Presumed Dead by Martin Knox is a crime mystery that almost has a feel of the “Perry Mason’s” about it. Jane Kenwood is a maverick local council politician who has been expelled from her party, which currently governs the city of Alexandra. She continues to frustrate and annoy her ex-colleagues on the Council by staying in politics and winning re-election as an Independent. When a Casino Proposal, requiring the demolishing of a heritage building, is presented to the City and supported by the ruling Council, Jane goes into attack mode to try and stop it and to propose an alternative use for the heritage listed building – a multicultural centre for the use of all the diverse ethnic needs of Alexandra’s citizens. When her colleagues, Dr Phillip Keane and her old friend Cutter, both cross the party floor to oppose the Casino, it suddenly seems like Jane may have mustered the support to defeat this proposal. But, then Jane goes missing and the hunt is on to find her abductors and/or murderers. Dr Keane, a former police forensic scientist takes the lead in the investigation of finding Jane. His incentive is Jane and he are lovers and he is desperate to recover her and destroy the perpetrators.
Presumed Dead is a classic “whodunit” and author Martin Knox does a very credible job of describing, in detail the investigative techniques of crime scene analysis that the character had developed in his years as a police forensic scientist. The story is well-constructed, with possible “red-herrings” thrown in at appropriate points. The two principal characters of Jane and Phillip are well drawn and easy to relate to and empathise with. It is interesting, that as in real life, Knox has sought to bring two people together in a romantic relationship that have polar opposite personalities. Jane, the firebrand extrovert with a passion for politics and Phillip the quiet, methodical, introvert who struggles to relate to people on a personal level. I particularly enjoyed the political undertones of the story and the ideals of what truly constitutes democracy. The idea of scrapping political parties and independent politicians voting on their conscience every time has been floated often and I think even trialled occasionally.

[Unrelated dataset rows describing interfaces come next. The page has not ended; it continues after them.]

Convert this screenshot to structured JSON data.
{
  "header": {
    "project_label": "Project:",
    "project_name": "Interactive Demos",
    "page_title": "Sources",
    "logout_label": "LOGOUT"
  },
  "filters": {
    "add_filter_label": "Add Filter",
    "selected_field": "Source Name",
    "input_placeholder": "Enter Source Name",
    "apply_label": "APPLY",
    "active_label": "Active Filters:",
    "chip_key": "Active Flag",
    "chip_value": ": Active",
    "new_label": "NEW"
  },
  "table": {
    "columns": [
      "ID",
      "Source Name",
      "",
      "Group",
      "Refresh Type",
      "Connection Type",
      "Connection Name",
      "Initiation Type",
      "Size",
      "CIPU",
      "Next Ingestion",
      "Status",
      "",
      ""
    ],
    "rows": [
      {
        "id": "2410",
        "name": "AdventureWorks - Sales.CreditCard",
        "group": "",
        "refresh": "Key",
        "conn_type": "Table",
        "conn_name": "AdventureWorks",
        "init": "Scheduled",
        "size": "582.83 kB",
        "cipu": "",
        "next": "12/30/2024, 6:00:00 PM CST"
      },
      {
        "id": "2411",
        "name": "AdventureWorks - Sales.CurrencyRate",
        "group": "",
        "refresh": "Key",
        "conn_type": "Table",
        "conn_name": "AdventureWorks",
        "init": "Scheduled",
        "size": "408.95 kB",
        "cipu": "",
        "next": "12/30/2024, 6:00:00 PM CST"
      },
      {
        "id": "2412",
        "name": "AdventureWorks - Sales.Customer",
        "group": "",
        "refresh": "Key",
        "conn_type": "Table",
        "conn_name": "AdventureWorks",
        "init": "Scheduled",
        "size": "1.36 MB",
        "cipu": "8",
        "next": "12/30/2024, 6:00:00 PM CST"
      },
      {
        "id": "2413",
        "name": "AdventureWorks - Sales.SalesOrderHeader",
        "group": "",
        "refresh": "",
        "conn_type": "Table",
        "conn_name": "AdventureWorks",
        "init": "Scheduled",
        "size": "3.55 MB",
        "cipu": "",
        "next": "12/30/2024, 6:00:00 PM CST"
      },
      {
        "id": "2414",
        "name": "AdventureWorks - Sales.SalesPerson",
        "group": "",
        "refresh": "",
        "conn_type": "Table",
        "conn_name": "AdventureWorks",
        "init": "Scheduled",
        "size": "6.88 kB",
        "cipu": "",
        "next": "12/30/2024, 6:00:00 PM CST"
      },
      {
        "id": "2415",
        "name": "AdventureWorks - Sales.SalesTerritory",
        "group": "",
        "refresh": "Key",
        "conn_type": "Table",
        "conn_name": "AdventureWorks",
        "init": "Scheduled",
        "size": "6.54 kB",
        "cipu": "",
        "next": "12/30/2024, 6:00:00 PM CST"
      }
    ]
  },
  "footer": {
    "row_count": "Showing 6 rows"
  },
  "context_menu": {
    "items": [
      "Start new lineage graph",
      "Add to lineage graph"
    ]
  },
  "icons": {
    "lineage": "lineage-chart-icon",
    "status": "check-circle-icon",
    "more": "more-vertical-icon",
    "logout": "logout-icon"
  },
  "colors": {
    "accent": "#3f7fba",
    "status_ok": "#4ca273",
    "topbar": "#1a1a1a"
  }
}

It brings a real modern-day relevance to the story – one only needs to look at the political turmoil in the US at present to see the dangers of partisanship and party politics. All in all, a very satisfying read and one I can recommend.